“There is a bond in families when one of your brothers is a wrestler,” the former All-Conference wrestler said. “You tend to wrestle because you love the sport. It is not the most glorious sport. Basketball, football, and other sports tend to get more glory, but the people and the families that go through wrestling – the dedication that it takes – you are not doing it for the glory and being on ESPN. You are doing it because you want to be really good. The people and families that are into wrestling are into it for all the right reasons. They are into it because they are trying to get better. They are disciplined; they are trying to do things right. It is not about being shown on Sports Center.”
Because of his father – who passed away earlier this year – Zimmer got into the sport, but he stayed in the sport for himself.
“Being able to compete one-on-one, that is the beauty of this sport. I don’t get any help from anyone else. I get to impose my will, or he imposes his will. Then there is the technical aspect of wrestling. There is a lot of technique involved. Getting your hands in the right place, when you are trying to escape you have to make sure you have the proper wrist control. The technique part of it and the competitive part of it I liked.”
Despite his success, Zimmer, who wrestled in the 155-pound weight class in his junior and senior seasons, didn’t consider wrestling his number one sport.

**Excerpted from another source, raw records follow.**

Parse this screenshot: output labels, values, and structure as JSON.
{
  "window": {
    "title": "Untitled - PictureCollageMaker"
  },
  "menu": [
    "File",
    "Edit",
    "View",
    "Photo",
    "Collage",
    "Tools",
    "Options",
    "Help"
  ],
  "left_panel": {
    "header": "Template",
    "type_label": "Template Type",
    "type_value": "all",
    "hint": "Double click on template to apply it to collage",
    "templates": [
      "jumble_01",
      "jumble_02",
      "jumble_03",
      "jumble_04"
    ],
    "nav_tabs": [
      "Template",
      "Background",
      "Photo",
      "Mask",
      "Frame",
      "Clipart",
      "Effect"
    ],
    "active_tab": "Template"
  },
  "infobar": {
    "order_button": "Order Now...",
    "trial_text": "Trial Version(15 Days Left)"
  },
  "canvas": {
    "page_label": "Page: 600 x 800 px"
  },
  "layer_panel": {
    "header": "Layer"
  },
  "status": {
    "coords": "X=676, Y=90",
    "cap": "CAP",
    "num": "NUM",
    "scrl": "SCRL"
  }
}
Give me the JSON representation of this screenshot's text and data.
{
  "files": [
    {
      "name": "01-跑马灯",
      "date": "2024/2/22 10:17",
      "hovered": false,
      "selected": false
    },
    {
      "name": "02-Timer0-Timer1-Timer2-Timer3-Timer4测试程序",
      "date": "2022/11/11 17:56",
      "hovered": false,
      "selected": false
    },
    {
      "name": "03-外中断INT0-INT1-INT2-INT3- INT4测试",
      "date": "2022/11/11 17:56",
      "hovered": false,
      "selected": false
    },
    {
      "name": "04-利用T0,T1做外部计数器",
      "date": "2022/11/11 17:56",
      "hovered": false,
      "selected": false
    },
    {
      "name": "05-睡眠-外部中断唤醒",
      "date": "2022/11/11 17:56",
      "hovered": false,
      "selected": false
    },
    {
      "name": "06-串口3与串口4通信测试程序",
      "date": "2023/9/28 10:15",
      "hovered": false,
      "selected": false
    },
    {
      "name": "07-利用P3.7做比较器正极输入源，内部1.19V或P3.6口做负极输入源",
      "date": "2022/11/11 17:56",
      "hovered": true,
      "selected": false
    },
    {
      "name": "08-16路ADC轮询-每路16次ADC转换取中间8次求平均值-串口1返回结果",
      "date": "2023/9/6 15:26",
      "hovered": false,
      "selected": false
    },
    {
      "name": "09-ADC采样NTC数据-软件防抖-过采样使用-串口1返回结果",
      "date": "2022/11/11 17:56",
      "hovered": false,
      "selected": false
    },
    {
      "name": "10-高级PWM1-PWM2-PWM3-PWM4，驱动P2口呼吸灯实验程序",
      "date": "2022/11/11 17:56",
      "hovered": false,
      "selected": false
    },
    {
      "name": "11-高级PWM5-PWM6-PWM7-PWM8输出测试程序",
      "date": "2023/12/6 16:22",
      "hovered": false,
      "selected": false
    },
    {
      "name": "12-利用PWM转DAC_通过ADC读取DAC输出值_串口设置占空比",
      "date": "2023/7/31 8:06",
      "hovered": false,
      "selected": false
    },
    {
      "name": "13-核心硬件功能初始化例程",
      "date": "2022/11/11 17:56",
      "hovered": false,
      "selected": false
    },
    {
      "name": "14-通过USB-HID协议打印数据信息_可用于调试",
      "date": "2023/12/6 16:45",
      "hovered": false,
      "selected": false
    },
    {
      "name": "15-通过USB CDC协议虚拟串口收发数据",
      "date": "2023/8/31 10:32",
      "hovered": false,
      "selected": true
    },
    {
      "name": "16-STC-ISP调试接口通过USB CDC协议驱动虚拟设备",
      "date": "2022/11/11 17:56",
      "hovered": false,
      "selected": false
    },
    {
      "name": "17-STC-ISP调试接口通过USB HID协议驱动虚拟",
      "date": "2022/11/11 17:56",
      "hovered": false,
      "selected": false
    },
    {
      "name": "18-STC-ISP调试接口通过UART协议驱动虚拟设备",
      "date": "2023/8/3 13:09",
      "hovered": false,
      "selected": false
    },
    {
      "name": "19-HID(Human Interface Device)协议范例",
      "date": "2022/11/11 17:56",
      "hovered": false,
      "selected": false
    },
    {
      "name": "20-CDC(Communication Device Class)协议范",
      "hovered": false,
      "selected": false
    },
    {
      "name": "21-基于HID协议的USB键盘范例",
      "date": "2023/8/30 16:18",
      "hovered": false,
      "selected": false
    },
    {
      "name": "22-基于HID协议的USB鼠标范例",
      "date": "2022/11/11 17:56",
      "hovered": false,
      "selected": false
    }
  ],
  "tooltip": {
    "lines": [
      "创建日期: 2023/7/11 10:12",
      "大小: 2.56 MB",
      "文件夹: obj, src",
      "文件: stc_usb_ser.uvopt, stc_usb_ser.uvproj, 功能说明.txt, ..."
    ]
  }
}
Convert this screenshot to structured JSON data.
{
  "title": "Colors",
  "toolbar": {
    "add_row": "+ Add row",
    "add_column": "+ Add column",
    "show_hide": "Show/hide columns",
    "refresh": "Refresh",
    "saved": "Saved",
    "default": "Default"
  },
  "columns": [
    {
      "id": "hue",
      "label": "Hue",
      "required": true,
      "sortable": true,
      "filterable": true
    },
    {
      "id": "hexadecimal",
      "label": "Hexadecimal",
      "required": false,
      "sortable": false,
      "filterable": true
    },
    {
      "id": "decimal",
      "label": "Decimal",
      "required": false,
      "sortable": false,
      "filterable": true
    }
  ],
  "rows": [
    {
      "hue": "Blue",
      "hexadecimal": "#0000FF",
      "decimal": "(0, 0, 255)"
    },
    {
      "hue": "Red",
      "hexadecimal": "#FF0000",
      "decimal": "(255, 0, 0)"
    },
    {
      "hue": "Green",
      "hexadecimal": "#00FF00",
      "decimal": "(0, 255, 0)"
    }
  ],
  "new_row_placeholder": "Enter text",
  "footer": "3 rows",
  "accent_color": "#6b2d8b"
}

“Wrestling was the toughest sport I was in,” Zimmer said, “but I was a better football and baseball player than I was a wrestler.”
Wrestling still had long-term benefits for the future National Football League head coach.
“It was a tough sport. I think it helped me in a number of ways like becoming more determined. It is such a challenging sport. It builds a lot of character.”
“Anytime you put your heart and soul into something and try to improve every day I think it helps you in life,” Zimmer, who before coming to the Vikings was the defensive coordinator for the Dallas Cowboys, the Atlanta Falcons, and the Cincinnati Bengals, continued. “The discipline part of it – when all of your buddies are going down to McDonalds, and you can’t do it – you have to make weight this week. The ability to overcome any kind of negatives in your life – I think wrestling brings a lot of that into your normal life.”
Like most football coaches, Zimmer feels wrestling and football are good companion sports.
“The balance part (of wrestling), the hand to hand things that you do in wrestling are so close to the way football is,” said Zimmer who played college football for Illinois State and had some calls from baseball scouts as a catcher. “The balance with the offensive and defensive linemen, trying to get the right body positions, football-wise. The will to beat your guy one-on-one is a lot of football too. Even though it is a team sport you still have to block your guy, get him blocked, stay on him, things like that.”
His time as a wrestler influences the way he has coached football.
“The toughness part of things – not giving up – you get into the third period or the fourth quarter in football – it is time to go win the match or win the game,” said Zimmer who played quarterback and then because of a wrist injury, linebacker for Illinois State. “I think (wrestling) added a lot of toughness to me. You get some of that from football, but the grueling part, the competitiveness, those kinds of things I try to get through to our team.”
Whether the message comes from Mike or Bill, whether the message is rooted in football, baseball or wrestling, one thing seems true, it is obvious he has been getting his message through to his teams.
Email Brian Jerzak at firstname.lastname@example.org
This article first appeared in the October 9, 2015 issue of The Guillotine Newsmagazine. Find out how to subscribe to The Guillotine Newsmagazine.